__Your objective__
Scan the entries below and return each line that contains "Procurement".
######
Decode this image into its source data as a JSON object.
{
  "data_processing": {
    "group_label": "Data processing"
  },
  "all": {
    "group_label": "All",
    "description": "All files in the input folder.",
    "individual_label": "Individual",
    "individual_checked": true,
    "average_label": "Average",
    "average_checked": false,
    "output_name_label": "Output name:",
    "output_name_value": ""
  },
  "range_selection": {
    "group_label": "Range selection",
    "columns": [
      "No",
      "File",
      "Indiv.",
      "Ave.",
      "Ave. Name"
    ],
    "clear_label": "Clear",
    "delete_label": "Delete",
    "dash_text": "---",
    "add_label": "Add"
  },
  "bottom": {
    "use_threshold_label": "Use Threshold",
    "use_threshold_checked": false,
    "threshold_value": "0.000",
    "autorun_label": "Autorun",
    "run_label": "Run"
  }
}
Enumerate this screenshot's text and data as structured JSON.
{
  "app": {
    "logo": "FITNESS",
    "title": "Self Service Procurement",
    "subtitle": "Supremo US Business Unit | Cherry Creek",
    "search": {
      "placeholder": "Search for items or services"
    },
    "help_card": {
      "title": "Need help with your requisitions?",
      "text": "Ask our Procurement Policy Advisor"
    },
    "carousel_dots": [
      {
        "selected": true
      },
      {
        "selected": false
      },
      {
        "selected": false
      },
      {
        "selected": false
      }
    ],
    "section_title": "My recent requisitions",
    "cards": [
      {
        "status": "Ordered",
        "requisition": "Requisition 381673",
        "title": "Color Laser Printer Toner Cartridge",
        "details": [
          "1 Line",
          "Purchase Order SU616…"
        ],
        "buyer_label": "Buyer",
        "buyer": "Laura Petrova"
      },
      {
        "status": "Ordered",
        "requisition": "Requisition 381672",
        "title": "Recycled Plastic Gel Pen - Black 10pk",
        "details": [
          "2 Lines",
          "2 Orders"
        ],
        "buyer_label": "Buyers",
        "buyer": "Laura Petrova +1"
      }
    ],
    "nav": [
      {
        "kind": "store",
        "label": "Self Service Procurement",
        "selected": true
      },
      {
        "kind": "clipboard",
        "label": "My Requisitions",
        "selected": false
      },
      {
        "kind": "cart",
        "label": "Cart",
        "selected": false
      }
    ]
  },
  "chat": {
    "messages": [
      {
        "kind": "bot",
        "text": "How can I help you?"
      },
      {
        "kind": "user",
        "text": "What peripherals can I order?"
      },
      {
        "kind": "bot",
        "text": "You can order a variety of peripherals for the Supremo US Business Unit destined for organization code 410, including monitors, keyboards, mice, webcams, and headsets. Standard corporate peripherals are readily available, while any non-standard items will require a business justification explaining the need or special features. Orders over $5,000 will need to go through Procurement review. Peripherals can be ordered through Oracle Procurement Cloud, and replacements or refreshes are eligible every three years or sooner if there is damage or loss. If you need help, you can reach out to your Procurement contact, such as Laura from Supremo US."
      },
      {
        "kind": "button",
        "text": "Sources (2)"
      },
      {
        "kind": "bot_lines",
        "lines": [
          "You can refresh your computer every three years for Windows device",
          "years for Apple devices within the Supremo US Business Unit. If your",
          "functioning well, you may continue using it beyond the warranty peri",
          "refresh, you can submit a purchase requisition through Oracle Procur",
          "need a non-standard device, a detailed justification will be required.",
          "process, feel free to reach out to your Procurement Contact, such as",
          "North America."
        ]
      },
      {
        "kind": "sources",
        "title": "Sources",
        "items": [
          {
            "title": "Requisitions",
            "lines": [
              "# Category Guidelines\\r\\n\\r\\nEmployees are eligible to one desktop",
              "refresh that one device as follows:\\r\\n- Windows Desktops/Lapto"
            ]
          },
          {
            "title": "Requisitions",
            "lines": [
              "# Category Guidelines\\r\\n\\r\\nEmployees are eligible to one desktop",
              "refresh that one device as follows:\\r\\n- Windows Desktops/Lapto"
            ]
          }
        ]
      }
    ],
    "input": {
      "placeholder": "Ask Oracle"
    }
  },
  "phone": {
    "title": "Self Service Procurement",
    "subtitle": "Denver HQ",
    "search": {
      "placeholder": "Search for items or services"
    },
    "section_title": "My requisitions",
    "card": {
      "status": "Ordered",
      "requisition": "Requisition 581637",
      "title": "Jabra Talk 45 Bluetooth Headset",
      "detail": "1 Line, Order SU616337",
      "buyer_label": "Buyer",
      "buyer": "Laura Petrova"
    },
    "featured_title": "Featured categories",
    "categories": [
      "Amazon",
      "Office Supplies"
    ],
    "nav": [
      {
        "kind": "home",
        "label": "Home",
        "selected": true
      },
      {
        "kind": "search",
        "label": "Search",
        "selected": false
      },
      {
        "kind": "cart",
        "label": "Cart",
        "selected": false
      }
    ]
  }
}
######
__Reply__
    "title": "Self Service Procurement",
      "text": "Ask our Procurement Policy Advisor"
        "label": "Self Service Procurement",
        "text": "You can order a variety of peripherals for the Supremo US Business Unit destined for organization code 410, including monitors, keyboards, mice, webcams, and headsets. Standard corporate peripherals are readily available, while any non-standard items will require a business justification explaining the need or special features. Orders over $5,000 will need to go through Procurement review. Peripherals can be ordered through Oracle Procurement Cloud, and replacements or refreshes are eligible every three years or sooner if there is damage or loss. If you need help, you can reach out to your Procurement contact, such as Laura from Supremo US."
          "process, feel free to reach out to your Procurement Contact, such as",
    "title": "Self Service Procurement",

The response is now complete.